They had a decent selection of real ales and lagers on tap (well, they are an ale house after all) and any regular reader will know that when it comes to my wine, i like it large and cold, of which this was both; i also quite like it when i get a choice of grape too, however I’ve never yet met a glass I didn’t like so this is less important. And for two pints, a large glass of wine and a lime & soda it was under a tenner.

On first glance I found the Benton Ale House a little intimidating; it looked from the outside a little too local for me, kind of ‘the juke box will stop playing as you walk in’ kind of local however, it’s proof you should ever judge a pub by it’s facade. I could have happily stayed all evening listening to the music and discussing the best Beatles song ever*

Contact:
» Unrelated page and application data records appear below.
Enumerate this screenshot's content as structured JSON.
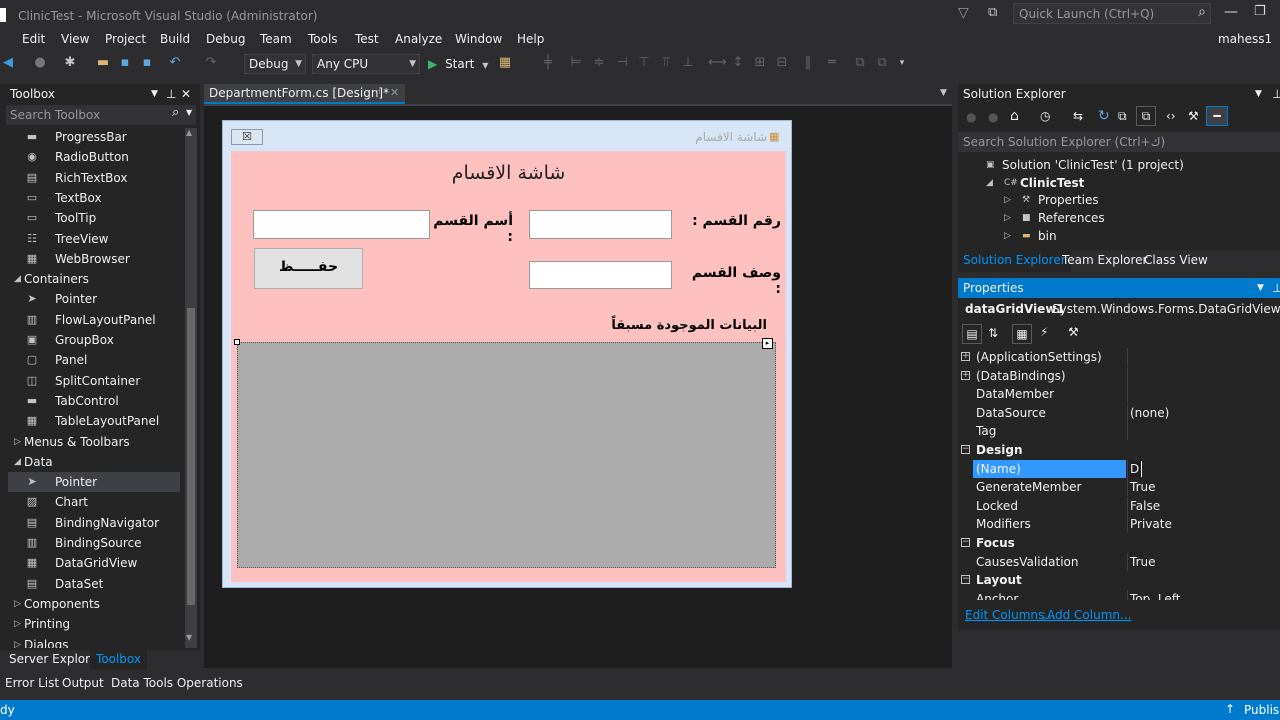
{
  "window": {
    "title": "ClinicTest - Microsoft Visual Studio (Administrator)",
    "quick_launch": "Quick Launch (Ctrl+Q)",
    "user": "mahess1"
  },
  "menu": [
    "Edit",
    "View",
    "Project",
    "Build",
    "Debug",
    "Team",
    "Tools",
    "Test",
    "Analyze",
    "Window",
    "Help"
  ],
  "toolbar": {
    "config": "Debug",
    "platform": "Any CPU",
    "start": "Start"
  },
  "toolbox": {
    "title": "Toolbox",
    "search_placeholder": "Search Toolbox",
    "items": [
      {
        "label": "ProgressBar",
        "kind": "item",
        "icon": "progressbar-icon"
      },
      {
        "label": "RadioButton",
        "kind": "item",
        "icon": "radiobutton-icon"
      },
      {
        "label": "RichTextBox",
        "kind": "item",
        "icon": "richtextbox-icon"
      },
      {
        "label": "TextBox",
        "kind": "item",
        "icon": "textbox-icon"
      },
      {
        "label": "ToolTip",
        "kind": "item",
        "icon": "tooltip-icon"
      },
      {
        "label": "TreeView",
        "kind": "item",
        "icon": "treeview-icon"
      },
      {
        "label": "WebBrowser",
        "kind": "item",
        "icon": "webbrowser-icon"
      },
      {
        "label": "Containers",
        "kind": "cat-open"
      },
      {
        "label": "Pointer",
        "kind": "item",
        "icon": "pointer-icon"
      },
      {
        "label": "FlowLayoutPanel",
        "kind": "item",
        "icon": "flowlayoutpanel-icon"
      },
      {
        "label": "GroupBox",
        "kind": "item",
        "icon": "groupbox-icon"
      },
      {
        "label": "Panel",
        "kind": "item",
        "icon": "panel-icon"
      },
      {
        "label": "SplitContainer",
        "kind": "item",
        "icon": "splitcontainer-icon"
      },
      {
        "label": "TabControl",
        "kind": "item",
        "icon": "tabcontrol-icon"
      },
      {
        "label": "TableLayoutPanel",
        "kind": "item",
        "icon": "tablelayoutpanel-icon"
      },
      {
        "label": "Menus & Toolbars",
        "kind": "cat-closed"
      },
      {
        "label": "Data",
        "kind": "cat-open"
      },
      {
        "label": "Pointer",
        "kind": "item",
        "icon": "pointer-icon",
        "selected": true
      },
      {
        "label": "Chart",
        "kind": "item",
        "icon": "chart-icon"
      },
      {
        "label": "BindingNavigator",
        "kind": "item",
        "icon": "bindingnavigator-icon"
      },
      {
        "label": "BindingSource",
        "kind": "item",
        "icon": "bindingsource-icon"
      },
      {
        "label": "DataGridView",
        "kind": "item",
        "icon": "datagridview-icon"
      },
      {
        "label": "DataSet",
        "kind": "item",
        "icon": "dataset-icon"
      },
      {
        "label": "Components",
        "kind": "cat-closed"
      },
      {
        "label": "Printing",
        "kind": "cat-closed"
      },
      {
        "label": "Dialogs",
        "kind": "cat-closed"
      }
    ],
    "bottom_tabs": [
      "Server Explorer",
      "Toolbox"
    ]
  },
  "editor": {
    "tab_label": "DepartmentForm.cs [Design]*",
    "form": {
      "caption": "شاشة الاقسام",
      "heading": "شاشة الاقسام",
      "label_dept_no": "رقم القسم :",
      "label_dept_name": "أسم القسم :",
      "label_dept_desc": "وصف القسم :",
      "save_button": "حفـــــظ",
      "existing_data_label": "البيانات الموجودة مسبقاً"
    }
  },
  "solution_explorer": {
    "title": "Solution Explorer",
    "search_placeholder": "Search Solution Explorer (Ctrl+ك)",
    "nodes": [
      {
        "label": "Solution 'ClinicTest' (1 project)",
        "indent": 0,
        "icon": "solution-icon"
      },
      {
        "label": "ClinicTest",
        "indent": 1,
        "icon": "csharp-project-icon",
        "bold": true,
        "arrow": "open"
      },
      {
        "label": "Properties",
        "indent": 2,
        "icon": "wrench-icon",
        "arrow": "closed"
      },
      {
        "label": "References",
        "indent": 2,
        "icon": "references-icon",
        "arrow": "closed"
      },
      {
        "label": "bin",
        "indent": 2,
        "icon": "folder-icon",
        "arrow": "closed"
      }
    ],
    "tabs": [
      "Solution Explorer",
      "Team Explorer",
      "Class View"
    ]
  },
  "properties": {
    "title": "Properties",
    "object_name": "dataGridView1",
    "object_type": "System.Windows.Forms.DataGridView",
    "rows": [
      {
        "key": "(ApplicationSettings)",
        "value": "",
        "type": "expand"
      },
      {
        "key": "(DataBindings)",
        "value": "",
        "type": "expand"
      },
      {
        "key": "DataMember",
        "value": "",
        "type": "prop"
      },
      {
        "key": "DataSource",
        "value": "(none)",
        "type": "prop"
      },
      {
        "key": "Tag",
        "value": "",
        "type": "prop"
      },
      {
        "key": "Design",
        "value": "",
        "type": "cat"
      },
      {
        "key": "(Name)",
        "value": "D",
        "type": "prop",
        "selected": true
      },
      {
        "key": "GenerateMember",
        "value": "True",
        "type": "prop"
      },
      {
        "key": "Locked",
        "value": "False",
        "type": "prop"
      },
      {
        "key": "Modifiers",
        "value": "Private",
        "type": "prop"
      },
      {
        "key": "Focus",
        "value": "",
        "type": "cat"
      },
      {
        "key": "CausesValidation",
        "value": "True",
        "type": "prop"
      },
      {
        "key": "Layout",
        "value": "",
        "type": "cat"
      },
      {
        "key": "Anchor",
        "value": "Top, Left",
        "type": "prop"
      }
    ],
    "link_edit_columns": "Edit Columns...",
    "link_add_column": "Add Column..."
  },
  "bottom_tabs": [
    "Error List",
    "Output",
    "Data Tools Operations"
  ],
  "status": {
    "left": "dy",
    "right": "Publish"
  },
  "colors": {
    "accent": "#007acc",
    "form_bg": "#ffc0c0",
    "grid_bg": "#ababab",
    "selection": "#3399ff"
  }
}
Benton House Front Street, Newcastle upon Tyne NE7 7XE, 
*It’s She’s Leaving Home in case you were wondering
Find out where else we’ve been on our metro pub adventure here